Scan the records for the word "Windows". Return each line where it is found.
═══ RECORDS SHOWN ═══
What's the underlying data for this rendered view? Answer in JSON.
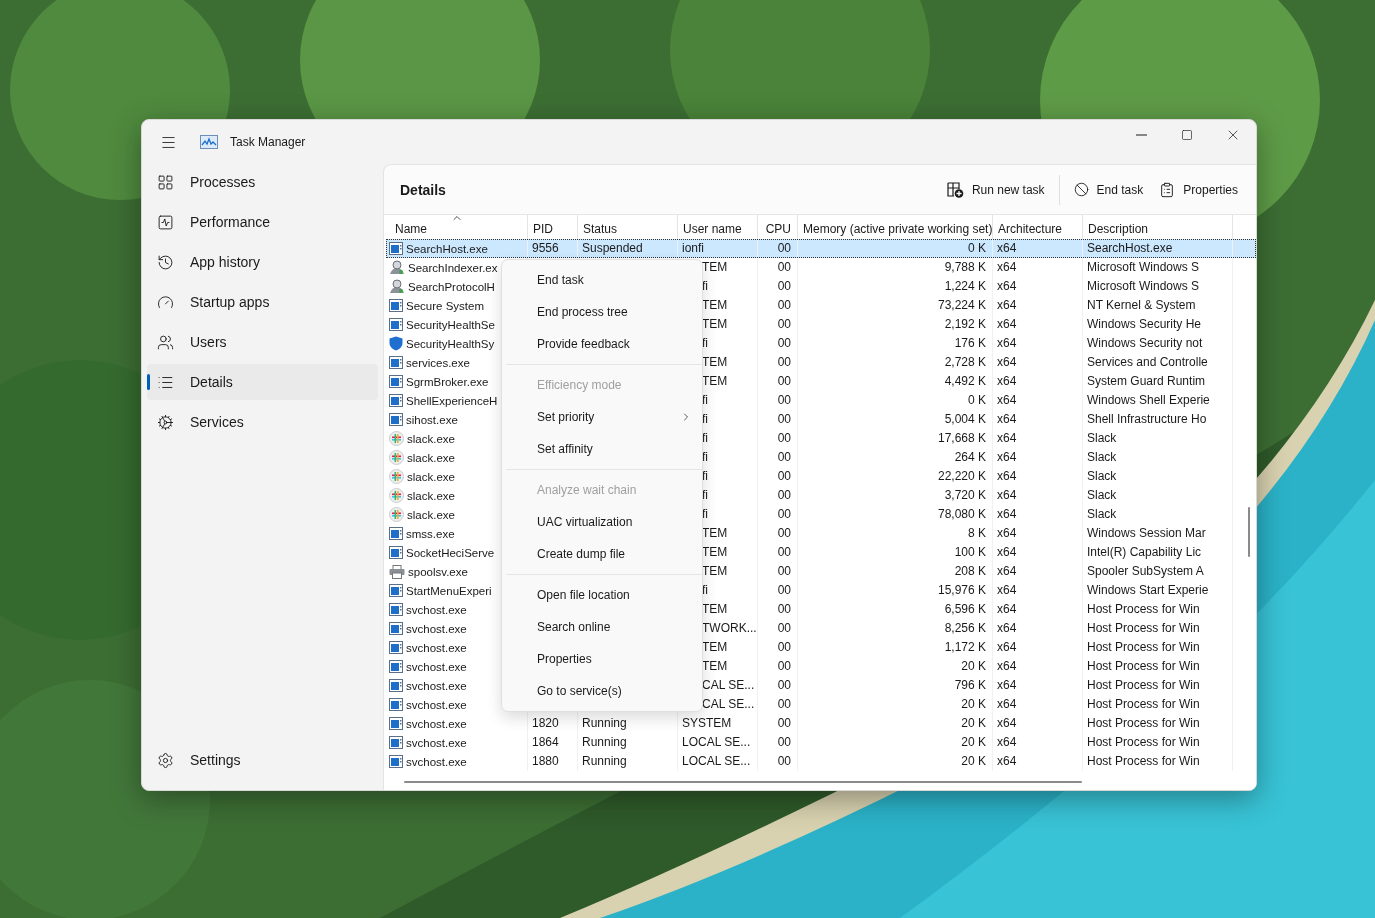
{
  "window": {
    "title": "Task Manager"
  },
  "sidebar": {
    "items": [
      {
        "label": "Processes",
        "selected": false
      },
      {
        "label": "Performance",
        "selected": false
      },
      {
        "label": "App history",
        "selected": false
      },
      {
        "label": "Startup apps",
        "selected": false
      },
      {
        "label": "Users",
        "selected": false
      },
      {
        "label": "Details",
        "selected": true
      },
      {
        "label": "Services",
        "selected": false
      }
    ],
    "footer": {
      "label": "Settings"
    }
  },
  "panel": {
    "title": "Details",
    "actions": [
      "Run new task",
      "End task",
      "Properties"
    ]
  },
  "table": {
    "columns": [
      {
        "label": "Name",
        "sorted": true
      },
      {
        "label": "PID",
        "sorted": false
      },
      {
        "label": "Status",
        "sorted": false
      },
      {
        "label": "User name",
        "sorted": false
      },
      {
        "label": "CPU",
        "sorted": false
      },
      {
        "label": "Memory (active private working set)",
        "sorted": false
      },
      {
        "label": "Architecture",
        "sorted": false
      },
      {
        "label": "Description",
        "sorted": false
      }
    ],
    "rows": [
      {
        "kind": "app",
        "name": "SearchHost.exe",
        "pid": "9556",
        "status": "Suspended",
        "user": "ionfi",
        "cpu": "00",
        "memory": "0 K",
        "architecture": "x64",
        "description": "SearchHost.exe",
        "selected": true
      },
      {
        "kind": "search",
        "name": "SearchIndexer.ex",
        "user": "TEM",
        "cpu": "00",
        "memory": "9,788 K",
        "architecture": "x64",
        "description": "Microsoft Windows S",
        "selected": false
      },
      {
        "kind": "search",
        "name": "SearchProtocolH",
        "user": "fi",
        "cpu": "00",
        "memory": "1,224 K",
        "architecture": "x64",
        "description": "Microsoft Windows S",
        "selected": false
      },
      {
        "kind": "app",
        "name": "Secure System",
        "user": "TEM",
        "cpu": "00",
        "memory": "73,224 K",
        "architecture": "x64",
        "description": "NT Kernel & System",
        "selected": false
      },
      {
        "kind": "app",
        "name": "SecurityHealthSe",
        "user": "TEM",
        "cpu": "00",
        "memory": "2,192 K",
        "architecture": "x64",
        "description": "Windows Security He",
        "selected": false
      },
      {
        "kind": "shield",
        "name": "SecurityHealthSy",
        "user": "fi",
        "cpu": "00",
        "memory": "176 K",
        "architecture": "x64",
        "description": "Windows Security not",
        "selected": false
      },
      {
        "kind": "app",
        "name": "services.exe",
        "user": "TEM",
        "cpu": "00",
        "memory": "2,728 K",
        "architecture": "x64",
        "description": "Services and Controlle",
        "selected": false
      },
      {
        "kind": "app",
        "name": "SgrmBroker.exe",
        "user": "TEM",
        "cpu": "00",
        "memory": "4,492 K",
        "architecture": "x64",
        "description": "System Guard Runtim",
        "selected": false
      },
      {
        "kind": "app",
        "name": "ShellExperienceH",
        "user": "fi",
        "cpu": "00",
        "memory": "0 K",
        "architecture": "x64",
        "description": "Windows Shell Experie",
        "selected": false
      },
      {
        "kind": "app",
        "name": "sihost.exe",
        "user": "fi",
        "cpu": "00",
        "memory": "5,004 K",
        "architecture": "x64",
        "description": "Shell Infrastructure Ho",
        "selected": false
      },
      {
        "kind": "slack",
        "name": "slack.exe",
        "user": "fi",
        "cpu": "00",
        "memory": "17,668 K",
        "architecture": "x64",
        "description": "Slack",
        "selected": false
      },
      {
        "kind": "slack",
        "name": "slack.exe",
        "user": "fi",
        "cpu": "00",
        "memory": "264 K",
        "architecture": "x64",
        "description": "Slack",
        "selected": false
      },
      {
        "kind": "slack",
        "name": "slack.exe",
        "user": "fi",
        "cpu": "00",
        "memory": "22,220 K",
        "architecture": "x64",
        "description": "Slack",
        "selected": false
      },
      {
        "kind": "slack",
        "name": "slack.exe",
        "user": "fi",
        "cpu": "00",
        "memory": "3,720 K",
        "architecture": "x64",
        "description": "Slack",
        "selected": false
      },
      {
        "kind": "slack",
        "name": "slack.exe",
        "user": "fi",
        "cpu": "00",
        "memory": "78,080 K",
        "architecture": "x64",
        "description": "Slack",
        "selected": false
      },
      {
        "kind": "app",
        "name": "smss.exe",
        "user": "TEM",
        "cpu": "00",
        "memory": "8 K",
        "architecture": "x64",
        "description": "Windows Session Mar",
        "selected": false
      },
      {
        "kind": "app",
        "name": "SocketHeciServe",
        "user": "TEM",
        "cpu": "00",
        "memory": "100 K",
        "architecture": "x64",
        "description": "Intel(R) Capability Lic",
        "selected": false
      },
      {
        "kind": "printer",
        "name": "spoolsv.exe",
        "user": "TEM",
        "cpu": "00",
        "memory": "208 K",
        "architecture": "x64",
        "description": "Spooler SubSystem A",
        "selected": false
      },
      {
        "kind": "app",
        "name": "StartMenuExperi",
        "user": "fi",
        "cpu": "00",
        "memory": "15,976 K",
        "architecture": "x64",
        "description": "Windows Start Experie",
        "selected": false
      },
      {
        "kind": "app",
        "name": "svchost.exe",
        "user": "TEM",
        "cpu": "00",
        "memory": "6,596 K",
        "architecture": "x64",
        "description": "Host Process for Win",
        "selected": false
      },
      {
        "kind": "app",
        "name": "svchost.exe",
        "user": "TWORK...",
        "cpu": "00",
        "memory": "8,256 K",
        "architecture": "x64",
        "description": "Host Process for Win",
        "selected": false
      },
      {
        "kind": "app",
        "name": "svchost.exe",
        "user": "TEM",
        "cpu": "00",
        "memory": "1,172 K",
        "architecture": "x64",
        "description": "Host Process for Win",
        "selected": false
      },
      {
        "kind": "app",
        "name": "svchost.exe",
        "user": "TEM",
        "cpu": "00",
        "memory": "20 K",
        "architecture": "x64",
        "description": "Host Process for Win",
        "selected": false
      },
      {
        "kind": "app",
        "name": "svchost.exe",
        "user": "CAL SE...",
        "cpu": "00",
        "memory": "796 K",
        "architecture": "x64",
        "description": "Host Process for Win",
        "selected": false
      },
      {
        "kind": "app",
        "name": "svchost.exe",
        "user": "CAL SE...",
        "cpu": "00",
        "memory": "20 K",
        "architecture": "x64",
        "description": "Host Process for Win",
        "selected": false
      },
      {
        "kind": "app",
        "name": "svchost.exe",
        "pid": "1820",
        "status": "Running",
        "user": "SYSTEM",
        "cpu": "00",
        "memory": "20 K",
        "architecture": "x64",
        "description": "Host Process for Win",
        "selected": false
      },
      {
        "kind": "app",
        "name": "svchost.exe",
        "pid": "1864",
        "status": "Running",
        "user": "LOCAL SE...",
        "cpu": "00",
        "memory": "20 K",
        "architecture": "x64",
        "description": "Host Process for Win",
        "selected": false
      },
      {
        "kind": "app",
        "name": "svchost.exe",
        "pid": "1880",
        "status": "Running",
        "user": "LOCAL SE...",
        "cpu": "00",
        "memory": "20 K",
        "architecture": "x64",
        "description": "Host Process for Win",
        "selected": false
      }
    ]
  },
  "context_menu": {
    "items": [
      {
        "kind": "item",
        "label": "End task",
        "disabled": false,
        "submenu": false
      },
      {
        "kind": "item",
        "label": "End process tree",
        "disabled": false,
        "submenu": false
      },
      {
        "kind": "item",
        "label": "Provide feedback",
        "disabled": false,
        "submenu": false
      },
      {
        "kind": "separator"
      },
      {
        "kind": "item",
        "label": "Efficiency mode",
        "disabled": true,
        "submenu": false
      },
      {
        "kind": "item",
        "label": "Set priority",
        "disabled": false,
        "submenu": true
      },
      {
        "kind": "item",
        "label": "Set affinity",
        "disabled": false,
        "submenu": false
      },
      {
        "kind": "separator"
      },
      {
        "kind": "item",
        "label": "Analyze wait chain",
        "disabled": true,
        "submenu": false
      },
      {
        "kind": "item",
        "label": "UAC virtualization",
        "disabled": false,
        "submenu": false
      },
      {
        "kind": "item",
        "label": "Create dump file",
        "disabled": false,
        "submenu": false
      },
      {
        "kind": "separator"
      },
      {
        "kind": "item",
        "label": "Open file location",
        "disabled": false,
        "submenu": false
      },
      {
        "kind": "item",
        "label": "Search online",
        "disabled": false,
        "submenu": false
      },
      {
        "kind": "item",
        "label": "Properties",
        "disabled": false,
        "submenu": false
      },
      {
        "kind": "item",
        "label": "Go to service(s)",
        "disabled": false,
        "submenu": false
      }
    ]
  }
}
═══
• ANSWER SECTION:
        "description": "Microsoft Windows S",
        "description": "Microsoft Windows S",
        "description": "Windows Security He",
        "description": "Windows Security not",
        "description": "Windows Shell Experie",
        "description": "Windows Session Mar",
        "description": "Windows Start Experie",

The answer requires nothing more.